A blog series by Chad Otis, Executive Creative Director
Creativity is often characterized as the ability to generate original ideas by making new connections between seemingly unrelated ideas and things. In the world of digital product development, the already vast array of ideas and things that can be connected continues to grow and the ability of those of us labeled as “creative” to understand all of those things well enough to conjure up truly innovative solutions on our own is, quite frankly, a thing of the past.
Where not long ago we were first confronted with the challenge of considering phone screens in addition to desktop screens in designing user experiences – that challenge seems almost simple when compared to now what’s at hand. The current array of screens and contexts, and uses of said screens, along with physical/digital connected experiences and even broader possibilities of an Internet of Things, has brought us to a new level of complexity. We’re now challenged with designing experiences for the users of these ecosystems and all of the diverse channels and touch points that can exist within them. It has become a challenge that requires creative thinking from everyone involved. More than ever, we all need to be creative.
“It has become a challenge that requires creative thinking from everyone involved. More than ever, we all need to be creative.”
Creativity is no longer something that “creatives” can or should guard closely, but instead we should be actively seeking participation from everyone involved. Strategists, researchers, user experience designers, programmers, visual designers, industrial designers, quality assurance engineers, project managers – the long list of client stakeholders and many others must all have a hand in the definition and development of a successful product or experience. As a result, at Smashing Ideas, we are constantly evolving our approach and methodologies to be more inclusive, to promote design advocacy internally and externally, throughout development. For example, we keep client stakeholders engaged, not just providing them with updates at milestones, but getting their feedback and ideas as team members. It’s not surprising that, very often, a client stakeholder might be sitting on a handful of ideas that they’re more than ready to share in a collaborative exercise. Ideas that can provide insight and become valuable fodder for creative solutions.
Group-think versus thinking in isolation
Collaboration is critical. However, I’m a firm believer that group-think needs to be balanced with individual rumination. This is a sentiment shared by Susan Cain, author of the book Quiet, The Power of Introverts in a World That Can’t Stop Talking. Using examples like Steve Wozniak, a self-proclaimed introvert, Susan suggests that in a world that exalts extraverts, the most creative, innovative solutions can come from introverts who spend time turning over ideas on their own. I’ve found a repeated cycle of isolated thinking combined with collaboration can work best. Brainstorming as a group can quickly generate a large quantity of ideas, then fitting all the puzzle pieces together can take longer periods of time that stretch out over parts of team members’ lives not deliberately intended for finding solutions – time when an individual can make connections between seemingly unrelated things and ideas – those “Eureka!” shower moments, for example. It’s important to remember that creative collaboration doesn’t necessarily mean defining a creative solution by consensus. That can happen, but more typically, individuals come back to the group with the gems that lead to an innovative solution and, very often, a single person or very small team will need to define and own the bigger creative vision.
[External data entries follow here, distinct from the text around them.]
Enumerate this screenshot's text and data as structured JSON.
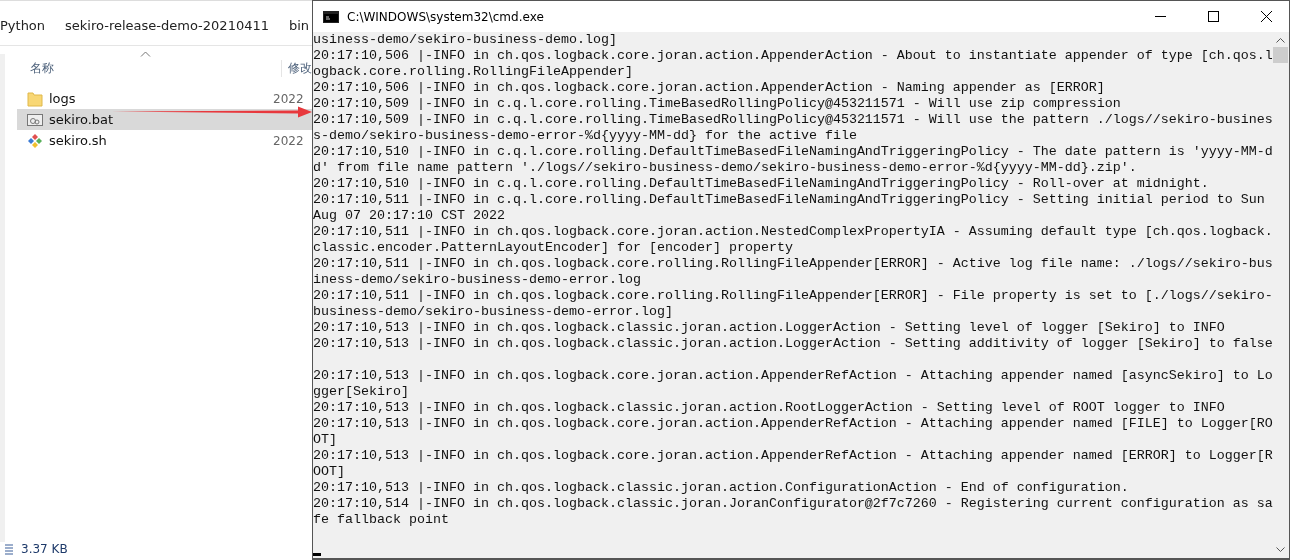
{
  "explorer": {
    "breadcrumb": [
      "Python",
      "sekiro-release-demo-20210411",
      "bin"
    ],
    "columns": [
      "名称",
      "修改"
    ],
    "files": [
      {
        "kind": "folder",
        "name": "logs",
        "date": "2022",
        "selected": false
      },
      {
        "kind": "bat",
        "name": "sekiro.bat",
        "selected": true
      },
      {
        "kind": "sh",
        "name": "sekiro.sh",
        "date": "2022",
        "selected": false
      }
    ],
    "status_bar": "3.37 KB"
  },
  "console": {
    "title": "C:\\WINDOWS\\system32\\cmd.exe",
    "lines": [
      {
        "kind": "text",
        "text": "usiness-demo/sekiro-business-demo.log]"
      },
      {
        "kind": "text",
        "text": "20:17:10,506 |-INFO in ch.qos.logback.core.joran.action.AppenderAction - About to instantiate appender of type [ch.qos.l"
      },
      {
        "kind": "text",
        "text": "ogback.core.rolling.RollingFileAppender]"
      },
      {
        "kind": "text",
        "text": "20:17:10,506 |-INFO in ch.qos.logback.core.joran.action.AppenderAction - Naming appender as [ERROR]"
      },
      {
        "kind": "text",
        "text": "20:17:10,509 |-INFO in c.q.l.core.rolling.TimeBasedRollingPolicy@453211571 - Will use zip compression"
      },
      {
        "kind": "text",
        "text": "20:17:10,509 |-INFO in c.q.l.core.rolling.TimeBasedRollingPolicy@453211571 - Will use the pattern ./logs//sekiro-busines"
      },
      {
        "kind": "text",
        "text": "s-demo/sekiro-business-demo-error-%d{yyyy-MM-dd} for the active file"
      },
      {
        "kind": "text",
        "text": "20:17:10,510 |-INFO in c.q.l.core.rolling.DefaultTimeBasedFileNamingAndTriggeringPolicy - The date pattern is 'yyyy-MM-d"
      },
      {
        "kind": "text",
        "text": "d' from file name pattern './logs//sekiro-business-demo/sekiro-business-demo-error-%d{yyyy-MM-dd}.zip'."
      },
      {
        "kind": "text",
        "text": "20:17:10,510 |-INFO in c.q.l.core.rolling.DefaultTimeBasedFileNamingAndTriggeringPolicy - Roll-over at midnight."
      },
      {
        "kind": "text",
        "text": "20:17:10,511 |-INFO in c.q.l.core.rolling.DefaultTimeBasedFileNamingAndTriggeringPolicy - Setting initial period to Sun"
      },
      {
        "kind": "text",
        "text": "Aug 07 20:17:10 CST 2022"
      },
      {
        "kind": "text",
        "text": "20:17:10,511 |-INFO in ch.qos.logback.core.joran.action.NestedComplexPropertyIA - Assuming default type [ch.qos.logback."
      },
      {
        "kind": "text",
        "text": "classic.encoder.PatternLayoutEncoder] for [encoder] property"
      },
      {
        "kind": "text",
        "text": "20:17:10,511 |-INFO in ch.qos.logback.core.rolling.RollingFileAppender[ERROR] - Active log file name: ./logs//sekiro-bus"
      },
      {
        "kind": "text",
        "text": "iness-demo/sekiro-business-demo-error.log"
      },
      {
        "kind": "text",
        "text": "20:17:10,511 |-INFO in ch.qos.logback.core.rolling.RollingFileAppender[ERROR] - File property is set to [./logs//sekiro-"
      },
      {
        "kind": "text",
        "text": "business-demo/sekiro-business-demo-error.log]"
      },
      {
        "kind": "text",
        "text": "20:17:10,513 |-INFO in ch.qos.logback.classic.joran.action.LoggerAction - Setting level of logger [Sekiro] to INFO"
      },
      {
        "kind": "text",
        "text": "20:17:10,513 |-INFO in ch.qos.logback.classic.joran.action.LoggerAction - Setting additivity of logger [Sekiro] to false"
      },
      {
        "kind": "blank"
      },
      {
        "kind": "text",
        "text": "20:17:10,513 |-INFO in ch.qos.logback.core.joran.action.AppenderRefAction - Attaching appender named [asyncSekiro] to Lo"
      },
      {
        "kind": "text",
        "text": "gger[Sekiro]"
      },
      {
        "kind": "text",
        "text": "20:17:10,513 |-INFO in ch.qos.logback.classic.joran.action.RootLoggerAction - Setting level of ROOT logger to INFO"
      },
      {
        "kind": "text",
        "text": "20:17:10,513 |-INFO in ch.qos.logback.core.joran.action.AppenderRefAction - Attaching appender named [FILE] to Logger[RO"
      },
      {
        "kind": "text",
        "text": "OT]"
      },
      {
        "kind": "text",
        "text": "20:17:10,513 |-INFO in ch.qos.logback.core.joran.action.AppenderRefAction - Attaching appender named [ERROR] to Logger[R"
      },
      {
        "kind": "text",
        "text": "OOT]"
      },
      {
        "kind": "text",
        "text": "20:17:10,513 |-INFO in ch.qos.logback.classic.joran.action.ConfigurationAction - End of configuration."
      },
      {
        "kind": "text",
        "text": "20:17:10,514 |-INFO in ch.qos.logback.classic.joran.JoranConfigurator@2f7c7260 - Registering current configuration as sa"
      },
      {
        "kind": "text",
        "text": "fe fallback point"
      }
    ]
  }
}
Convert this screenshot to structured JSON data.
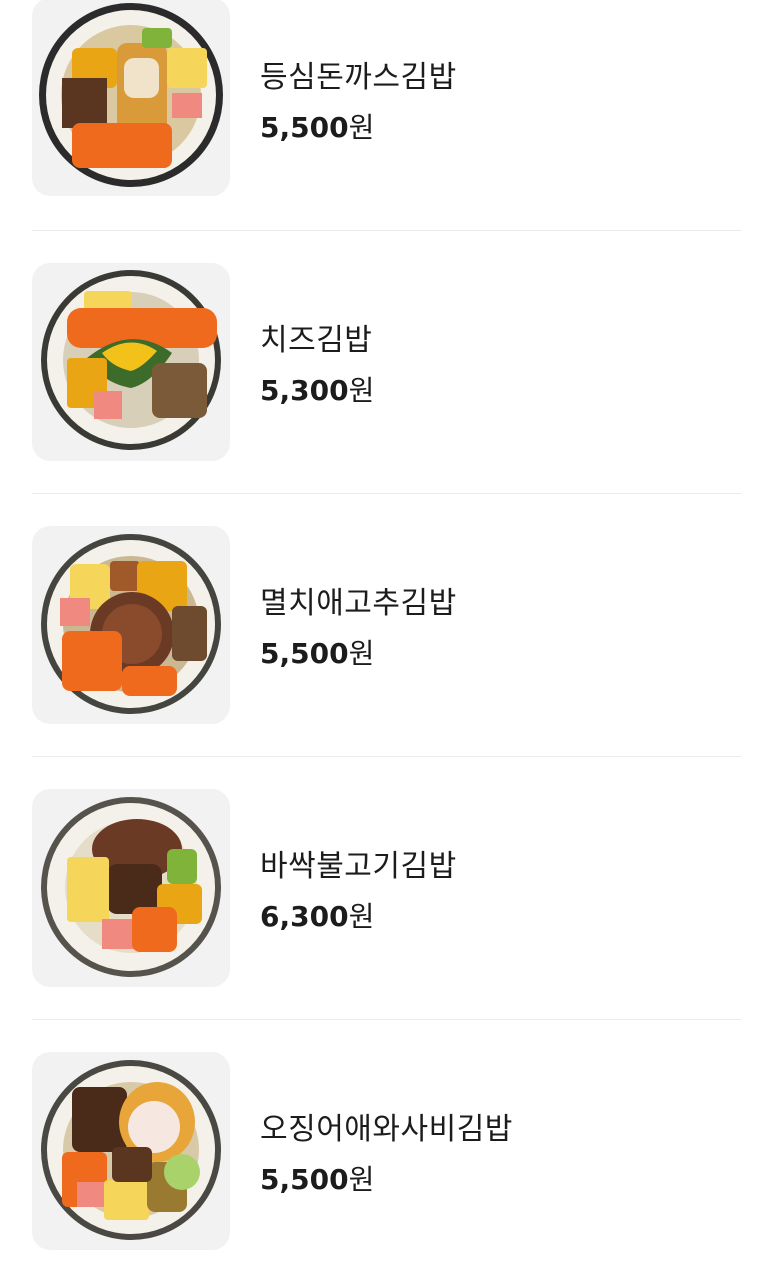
{
  "menu": {
    "items": [
      {
        "name": "등심돈까스김밥",
        "price": "5,500",
        "unit": "원",
        "image": "tonkatsu-kimbap-photo"
      },
      {
        "name": "치즈김밥",
        "price": "5,300",
        "unit": "원",
        "image": "cheese-kimbap-photo"
      },
      {
        "name": "멸치애고추김밥",
        "price": "5,500",
        "unit": "원",
        "image": "anchovy-pepper-kimbap-photo"
      },
      {
        "name": "바싹불고기김밥",
        "price": "6,300",
        "unit": "원",
        "image": "bulgogi-kimbap-photo"
      },
      {
        "name": "오징어애와사비김밥",
        "price": "5,500",
        "unit": "원",
        "image": "squid-wasabi-kimbap-photo"
      }
    ]
  },
  "colors": {
    "text": "#1c1c1c",
    "divider": "#ebebeb",
    "thumb_bg": "#f2f2f2",
    "seaweed": "#2b2b2b",
    "rice": "#f4f1ea",
    "carrot": "#f06a1e",
    "egg": "#f5d55a",
    "pickle": "#e9a514",
    "ham": "#f08a80",
    "beef": "#5a3520",
    "cucumber": "#7fb33a"
  }
}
“Collaboration is critical. But, I’m a firm believer that group-think needs to be balanced with individual rumination.”
A collaborative workspace
At Smashing Ideas, we’ve created a flexible workspace, where people can easily be moved and grouped to put project teams in close proximity. We’ve found it’s especially critical that designers (both visual designers and UX designers) and programmers are able to work closely together – to rapidly generate, share and iterate on ideas. So, for example, creating an environment where a programmer, up to date on the very latest in iOS code and best practices, can simply lean over and offer a “yes…and” improvement to a designer’s approach to a transition onto screen of an off-canvas menu, leads to a next-level of design polish that might not happen via scheduled meetings or reviews. After all, we’re designing experiences in which every interaction can be critical to its success – experiences in which every part might need to be inspiring, motivating, useful, useable or optimized.
As “creatives,” it hasn’t always been easy allowing “non-creatives” a bigger role in our domain. But, on this ever-expanding playfield, the need to not just welcome, but proactively seek insight and creative contributions from everyone involved has become very clear. Go team!
Next up…Beards, Beanies and Bucks: The co-existence of trends & innovation